Dubbed the Cinetech, the digital library, which sits at the heart of the fest’s activities in the Madinat Jumeirah, acts as a virtual market for potential buyers.
Industryites can step into the quiet room, which houses 30 computers equipped with sophisticated software, and plop themselves down to watch pics via state-of-the-art touch screens, which even includes direct links to sales agents.
This year, more than 220 films were on offer through the platform including 103 pics screened at DIFF, 43 from the Gulf Film Festival and 78 Filmmart-recommended films. Lineup also included 23 world preems, six international preems, 37 Middle Eastern preems and 21 GCC preems.
Pics can be searched by genre and director, but can also be viewed by premiere status.

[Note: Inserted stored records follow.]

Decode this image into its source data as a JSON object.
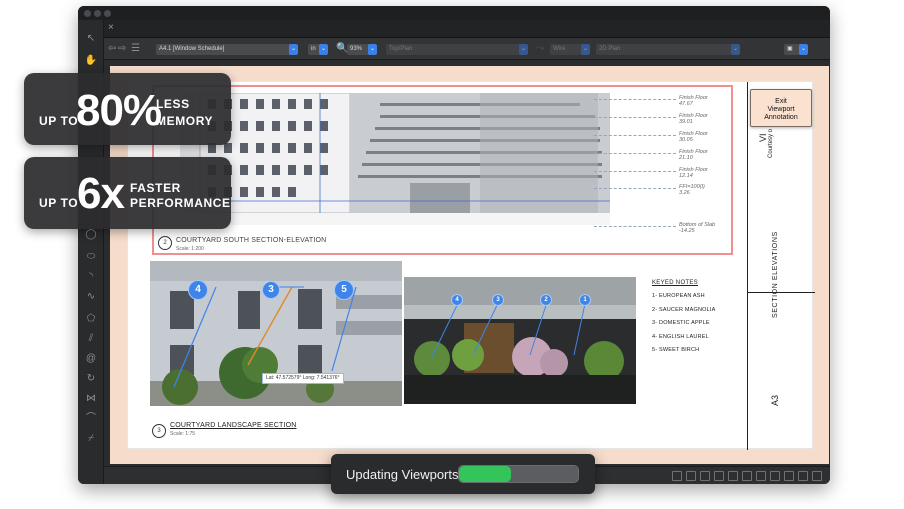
{
  "promos": [
    {
      "prefix": "UP TO",
      "value": "80%",
      "line1": "LESS",
      "line2": "MEMORY"
    },
    {
      "prefix": "UP TO",
      "value": "6x",
      "line1": "FASTER",
      "line2": "PERFORMANCE"
    }
  ],
  "toolbar": {
    "layer_select": "A4.1 [Window Schedule]",
    "unit_select": "in",
    "zoom": "93%",
    "view_select": "Top/Plan",
    "render_select": "Wire",
    "class_select": "2D Plan"
  },
  "sheet": {
    "exit_button": "Exit\nViewport\nAnnotation",
    "title_vertical": "SECTION ELEVATIONS",
    "sheet_number": "A3",
    "courtesy": "Courtesy o",
    "vi": "VI",
    "section_viewport": {
      "number": "2",
      "title": "COURTYARD SOUTH SECTION-ELEVATION",
      "scale": "Scale: 1:200"
    },
    "landscape_viewport": {
      "number": "3",
      "title": "COURTYARD LANDSCAPE SECTION",
      "scale": "Scale: 1:75"
    },
    "floor_labels": [
      {
        "name": "Finish Floor",
        "value": "47.67"
      },
      {
        "name": "Finish Floor",
        "value": "39.01"
      },
      {
        "name": "Finish Floor",
        "value": "30.05"
      },
      {
        "name": "Finish Floor",
        "value": "21.10"
      },
      {
        "name": "Finish Floor",
        "value": "12.14"
      },
      {
        "name": "FFI=100(I)",
        "value": "3.26"
      },
      {
        "name": "Bottom of Slab",
        "value": "-14.25"
      }
    ],
    "keyed_notes": {
      "title": "KEYED NOTES",
      "items": [
        "1- EUROPEAN ASH",
        "2- SAUCER MAGNOLIA",
        "3- DOMESTIC APPLE",
        "4- ENGLISH LAUREL",
        "5- SWEET BIRCH"
      ]
    },
    "markers_left": [
      "4",
      "3",
      "5"
    ],
    "markers_right": [
      "4",
      "3",
      "2",
      "1"
    ],
    "coordinates": "Lat: 47.572579°   Long: 7.541376°"
  },
  "update": {
    "label": "Updating Viewports...",
    "progress": 0.44
  }
}
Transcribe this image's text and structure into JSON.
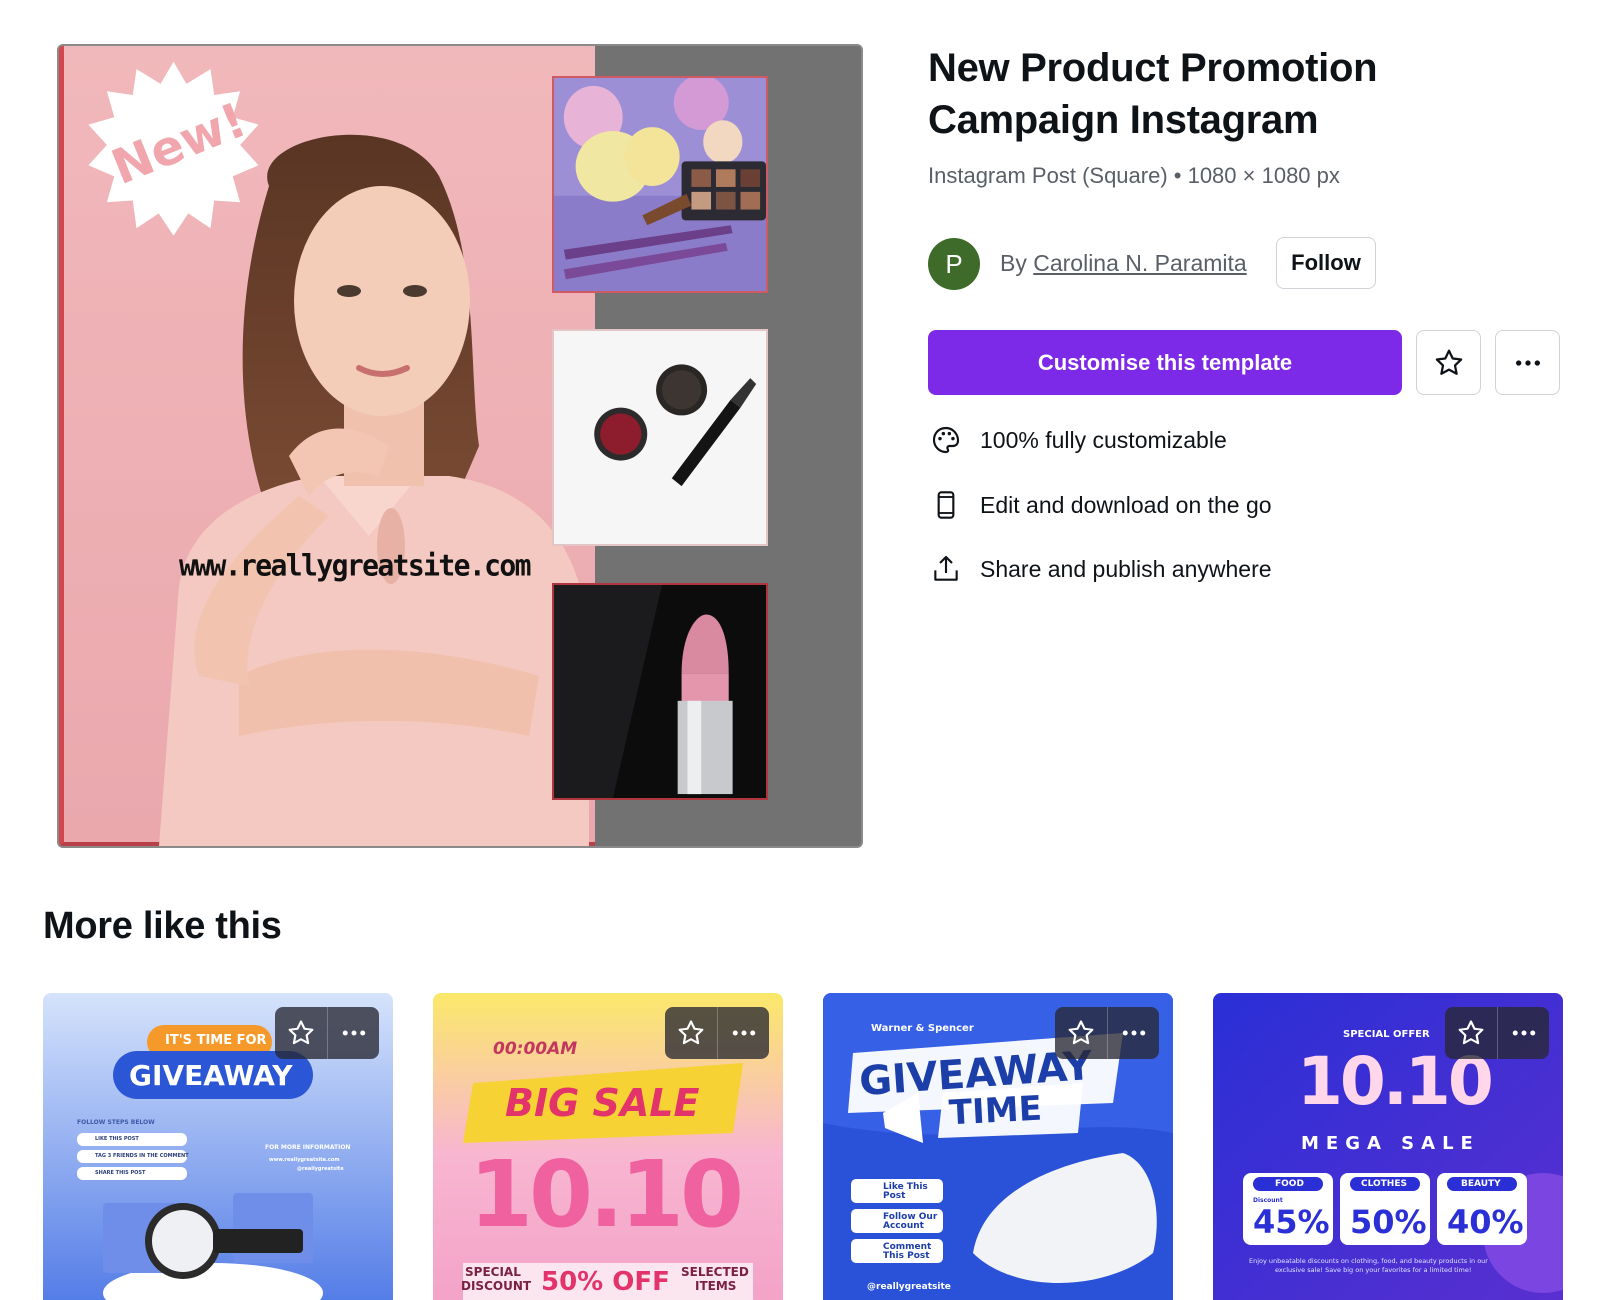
{
  "template": {
    "title": "New Product Promotion Campaign Instagram",
    "subtitle": "Instagram Post (Square) • 1080 × 1080 px",
    "author_initial": "P",
    "by_label": "By",
    "author_name": "Carolina N. Paramita",
    "follow_label": "Follow",
    "customise_label": "Customise this template",
    "star_icon": "star-icon",
    "more_icon": "more-icon"
  },
  "preview": {
    "badge_text": "New!",
    "website": "www.reallygreatsite.com"
  },
  "features": [
    {
      "icon": "palette-icon",
      "label": "100% fully customizable"
    },
    {
      "icon": "phone-icon",
      "label": "Edit and download on the go"
    },
    {
      "icon": "share-icon",
      "label": "Share and publish anywhere"
    }
  ],
  "more_like_this": {
    "heading": "More like this",
    "cards": [
      {
        "name": "Giveaway watch",
        "lines": [
          "IT'S TIME FOR",
          "GIVEAWAY",
          "FOLLOW STEPS BELOW",
          "LIKE THIS POST",
          "TAG 3 FRIENDS IN THE COMMENT",
          "SHARE THIS POST",
          "FOR MORE INFORMATION",
          "www.reallygreatsite.com",
          "@reallygreatsite"
        ]
      },
      {
        "name": "Big sale 10.10",
        "lines": [
          "00:00AM",
          "BIG SALE",
          "10.10",
          "SPECIAL",
          "DISCOUNT",
          "50% OFF",
          "SELECTED",
          "ITEMS"
        ]
      },
      {
        "name": "Giveaway time",
        "lines": [
          "Warner & Spencer",
          "GIVEAWAY",
          "TIME",
          "Like This",
          "Post",
          "Follow Our",
          "Account",
          "Comment",
          "This Post",
          "@reallygreatsite"
        ]
      },
      {
        "name": "10.10 mega sale",
        "lines": [
          "SPECIAL OFFER",
          "10.10",
          "MEGA SALE",
          "FOOD",
          "CLOTHES",
          "BEAUTY",
          "Discount",
          "45%",
          "50%",
          "40%",
          "Enjoy unbeatable discounts on clothing, food, and beauty products in our",
          "exclusive sale! Save big on your favorites for a limited time!"
        ]
      }
    ]
  },
  "colors": {
    "accent": "#7d2ae8",
    "avatar": "#3e6b2a",
    "preview_pink": "#f1b8bb"
  }
}
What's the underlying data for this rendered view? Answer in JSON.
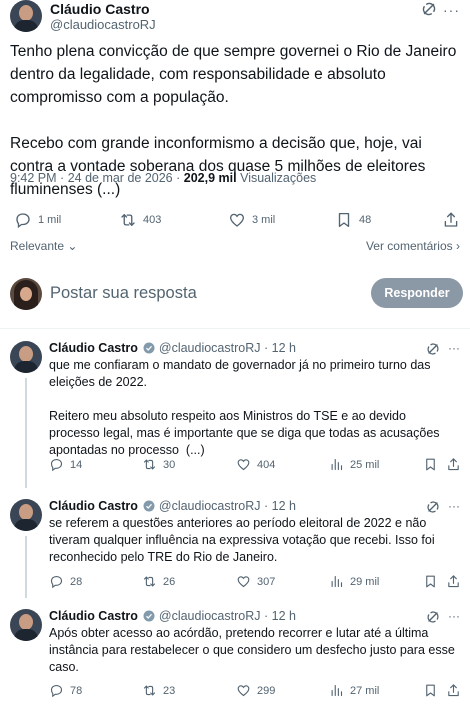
{
  "tweet": {
    "author_name": "Cláudio Castro",
    "author_handle": "@claudiocastroRJ",
    "text": "Tenho plena convicção de que sempre governei o Rio de Janeiro dentro da legalidade, com responsabilidade e absoluto compromisso com a população.\n\nRecebo com grande inconformismo a decisão que, hoje, vai contra a vontade soberana dos quase 5 milhões de eleitores fluminenses (...)",
    "time": "9:42 PM",
    "date": "24 de mar de 2026",
    "views_count": "202,9 mil",
    "views_label": "Visualizações",
    "replies": "1 mil",
    "reposts": "403",
    "likes": "3 mil",
    "bookmarks": "48"
  },
  "sort_label": "Relevante",
  "view_comments_label": "Ver comentários",
  "compose": {
    "placeholder": "Postar sua resposta",
    "reply_button": "Responder"
  },
  "replies": [
    {
      "name": "Cláudio Castro",
      "handle": "@claudiocastroRJ",
      "age": "12 h",
      "text": "que me confiaram o mandato de governador já no primeiro turno das eleições de 2022.\n\nReitero meu absoluto respeito aos Ministros do TSE e ao devido processo legal, mas é importante que se diga que todas as acusações apontadas no processo  (...)",
      "replies": "14",
      "reposts": "30",
      "likes": "404",
      "views": "25 mil"
    },
    {
      "name": "Cláudio Castro",
      "handle": "@claudiocastroRJ",
      "age": "12 h",
      "text": "se referem a questões anteriores ao período eleitoral de 2022 e não tiveram qualquer influência na expressiva votação que recebi. Isso foi reconhecido pelo TRE do Rio de Janeiro.",
      "replies": "28",
      "reposts": "26",
      "likes": "307",
      "views": "29 mil"
    },
    {
      "name": "Cláudio Castro",
      "handle": "@claudiocastroRJ",
      "age": "12 h",
      "text": "Após obter acesso ao acórdão, pretendo recorrer e lutar até a última instância para restabelecer o que considero um desfecho justo para esse caso.",
      "replies": "78",
      "reposts": "23",
      "likes": "299",
      "views": "27 mil"
    }
  ],
  "colors": {
    "text": "#0f1419",
    "secondary": "#536471",
    "verified": "#829aab",
    "divider": "#eff3f4",
    "button_disabled": "#8b98a5"
  }
}
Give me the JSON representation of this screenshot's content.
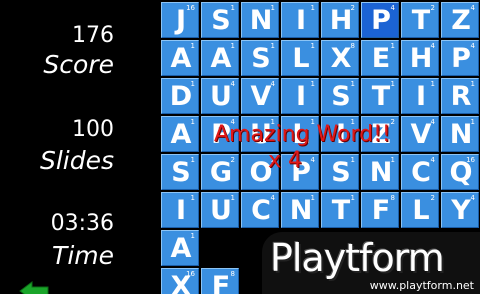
{
  "stats": {
    "score": {
      "value": "176",
      "label": "Score"
    },
    "slides": {
      "value": "100",
      "label": "Slides"
    },
    "time": {
      "value": "03:36",
      "label": "Time"
    }
  },
  "colors": {
    "tile": "#3a8fe0",
    "tile_selected": "#1b63d4",
    "message": "#e01818",
    "back_arrow": "#1aa52a"
  },
  "board": {
    "rows": [
      [
        {
          "l": "J",
          "p": "16"
        },
        {
          "l": "S",
          "p": "1"
        },
        {
          "l": "N",
          "p": "1"
        },
        {
          "l": "I",
          "p": "1"
        },
        {
          "l": "H",
          "p": "2"
        },
        {
          "l": "P",
          "p": "4",
          "selected": true
        },
        {
          "l": "T",
          "p": "2"
        },
        {
          "l": "Z",
          "p": "4"
        }
      ],
      [
        {
          "l": "A",
          "p": "1"
        },
        {
          "l": "A",
          "p": "1"
        },
        {
          "l": "S",
          "p": "1"
        },
        {
          "l": "L",
          "p": "1"
        },
        {
          "l": "X",
          "p": "8"
        },
        {
          "l": "E",
          "p": "1"
        },
        {
          "l": "H",
          "p": "4"
        },
        {
          "l": "P",
          "p": "4"
        }
      ],
      [
        {
          "l": "D",
          "p": "1"
        },
        {
          "l": "U",
          "p": "4"
        },
        {
          "l": "V",
          "p": "4"
        },
        {
          "l": "I",
          "p": "1"
        },
        {
          "l": "S",
          "p": "1"
        },
        {
          "l": "T",
          "p": "1"
        },
        {
          "l": "I",
          "p": "1"
        },
        {
          "l": "R",
          "p": "1"
        }
      ],
      [
        {
          "l": "A",
          "p": "1"
        },
        {
          "l": "P",
          "p": "4"
        },
        {
          "l": "U",
          "p": "1"
        },
        {
          "l": "L",
          "p": "1"
        },
        {
          "l": "I",
          "p": "1"
        },
        {
          "l": "Z",
          "p": "2"
        },
        {
          "l": "V",
          "p": "4"
        },
        {
          "l": "N",
          "p": "1"
        }
      ],
      [
        {
          "l": "S",
          "p": "1"
        },
        {
          "l": "G",
          "p": "2"
        },
        {
          "l": "O",
          "p": "1"
        },
        {
          "l": "P",
          "p": "4"
        },
        {
          "l": "S",
          "p": "1"
        },
        {
          "l": "N",
          "p": "1"
        },
        {
          "l": "C",
          "p": "4"
        },
        {
          "l": "Q",
          "p": "16"
        }
      ],
      [
        {
          "l": "I",
          "p": "1"
        },
        {
          "l": "U",
          "p": "1"
        },
        {
          "l": "C",
          "p": "4"
        },
        {
          "l": "N",
          "p": "1"
        },
        {
          "l": "T",
          "p": "1"
        },
        {
          "l": "F",
          "p": "8"
        },
        {
          "l": "L",
          "p": "2"
        },
        {
          "l": "Y",
          "p": "4"
        }
      ],
      [
        {
          "l": "A",
          "p": "1"
        }
      ],
      [
        {
          "l": "X",
          "p": "16"
        },
        {
          "l": "F",
          "p": "8"
        }
      ]
    ]
  },
  "message": {
    "main": "Amazing Word!!",
    "multiplier": "x 4"
  },
  "watermark": {
    "brand": "Playtform",
    "domain": "www.playtform.net"
  }
}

And each pic lists territories sold.
Zaid Yaghi, director of the Dubai Filmmart, says the software, which is exclusive to the fest in the region, is one of the most advanced systems to date.
“It’s a virtual market that we’ve vamped up this year to make acquisition and distribution easier for our delegates here at the festival,” he says. “With the new search engine and list of territories where each film has been bought, we’re helping buyers save time on contacting sales agents. And if the seller is available here at the festival, the buyers can meet them directly through us here.”
There are around eight services like this in the world including one at Rotterdam and one for shorts at Cannes. But Carter Pilcher, chief exec of Shorts Intl., says the Filmmart system is one of the most advanced he’s seen.
“It’s fast, convenient, easy and perfect for the short genre as we don’t have to spend the physical time loading the DVD which, when you’re watching hundreds of short films, adds up,” says Pilcher.
Pilcher says this year he expects to make offers on up to 15 shorts just through watching them at the Cinetech.
And Reed Midem prexy and CEO Paul Zilk, whose outfit organizes events like Mipcom and MipTv, says digitizing markets is going to be a staple part of future film events. (Reed Midem is owned by Variety parent Reed Elsevier.)
“I think it’s an essential part of markets,” he says. “Having content at your fingertips is pretty much the norm now. Plus, the digital capability to efficiently search and screen programming is absolutely efficient and absolutely inevitable. It’s an enhancement at markets.”
So will the future of film fests be a virtual playing field for acquisition and distribution?
Not necessarily, says Zilk.
“There’s nothing like having people meet face-to-face,” he says. “People need to look each other in the eye and build relationships. It’s a great compliment and better for business, frankly.”